On his 1981 album Breakin' Away, Al Jarreau performed a vocal version of the song, with lyrics by himself.[8]

Popular culture[edit]

The track is used in the soundtracks of the 2005 comedy film Wedding Crashers, the 2003 Swedish documentary Närvarande, and an Emmy-award winning 2019 episode of The Simpsons entitled "Mad About the Toy".[9][10][11]

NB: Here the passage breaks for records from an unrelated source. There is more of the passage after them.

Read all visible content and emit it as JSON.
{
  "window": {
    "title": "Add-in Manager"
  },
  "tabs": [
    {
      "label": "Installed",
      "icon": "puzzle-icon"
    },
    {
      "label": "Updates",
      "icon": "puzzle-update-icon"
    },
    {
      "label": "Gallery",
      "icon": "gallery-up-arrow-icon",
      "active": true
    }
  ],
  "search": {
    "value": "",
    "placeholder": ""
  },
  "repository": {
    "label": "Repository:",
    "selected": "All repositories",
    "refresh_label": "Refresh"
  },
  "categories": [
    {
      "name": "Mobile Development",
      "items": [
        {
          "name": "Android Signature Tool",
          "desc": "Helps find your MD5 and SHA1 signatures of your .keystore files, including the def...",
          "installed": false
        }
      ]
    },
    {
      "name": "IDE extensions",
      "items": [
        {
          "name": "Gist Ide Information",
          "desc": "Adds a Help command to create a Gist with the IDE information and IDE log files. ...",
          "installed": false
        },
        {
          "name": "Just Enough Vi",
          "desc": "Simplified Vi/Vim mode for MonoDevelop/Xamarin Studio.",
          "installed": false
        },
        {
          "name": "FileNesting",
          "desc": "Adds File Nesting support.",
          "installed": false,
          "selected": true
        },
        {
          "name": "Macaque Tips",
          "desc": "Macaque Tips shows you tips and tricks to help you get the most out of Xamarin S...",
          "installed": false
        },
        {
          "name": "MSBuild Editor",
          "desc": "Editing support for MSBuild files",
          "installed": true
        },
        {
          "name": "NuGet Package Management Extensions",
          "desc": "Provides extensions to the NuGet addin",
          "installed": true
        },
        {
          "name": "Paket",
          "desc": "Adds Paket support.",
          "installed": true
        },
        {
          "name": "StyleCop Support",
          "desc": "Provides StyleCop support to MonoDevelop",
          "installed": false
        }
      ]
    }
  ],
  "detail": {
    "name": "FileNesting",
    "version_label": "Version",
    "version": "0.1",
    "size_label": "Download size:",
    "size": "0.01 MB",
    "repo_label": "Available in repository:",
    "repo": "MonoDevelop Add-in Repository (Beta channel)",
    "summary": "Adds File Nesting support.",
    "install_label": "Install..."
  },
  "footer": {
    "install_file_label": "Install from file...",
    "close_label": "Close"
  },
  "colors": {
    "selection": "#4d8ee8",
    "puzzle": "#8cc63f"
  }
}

  1. ^ "The Music of Dave Brubeck". Archived from the original on 16 September 2016.
  2. ^ Hedrick Smith. "Rediscovering Dave Brubeck". PBS.
  3. ^ Sleeve notes Archived 5 November 2013 at the Wayback Machine to Time Out,
  4. ^ Crist, Stephen A. (2019), Dave Brubeck's Time Out, Oxford University Press
  5. ^ Emerson, Keith. "Meeting Mr. Brubeck Again". Official Keith Emerson website. Archived from the original on 5 June 2013. Retrieved 10 February 2013.
  6. ^ "Keith Emerson : 10 Essential tracks". Retrieved 13 October 2019.
  7. ^ "Top 10 Keith Emerson songs". 11 March 2016. Retrieved 13 October 2019.
  8. ^ Crist, Stephen A. (2019). Dave Brubeck's Time Out. Oxford University Press. p. 181. ISBN 9780190217747.
  9. ^ Curtis Hanson (2005). Wedding Crashers.
  10. ^ Jan Troell (2003). Närvarande.
  11. ^ Mad About the Toy. 2019.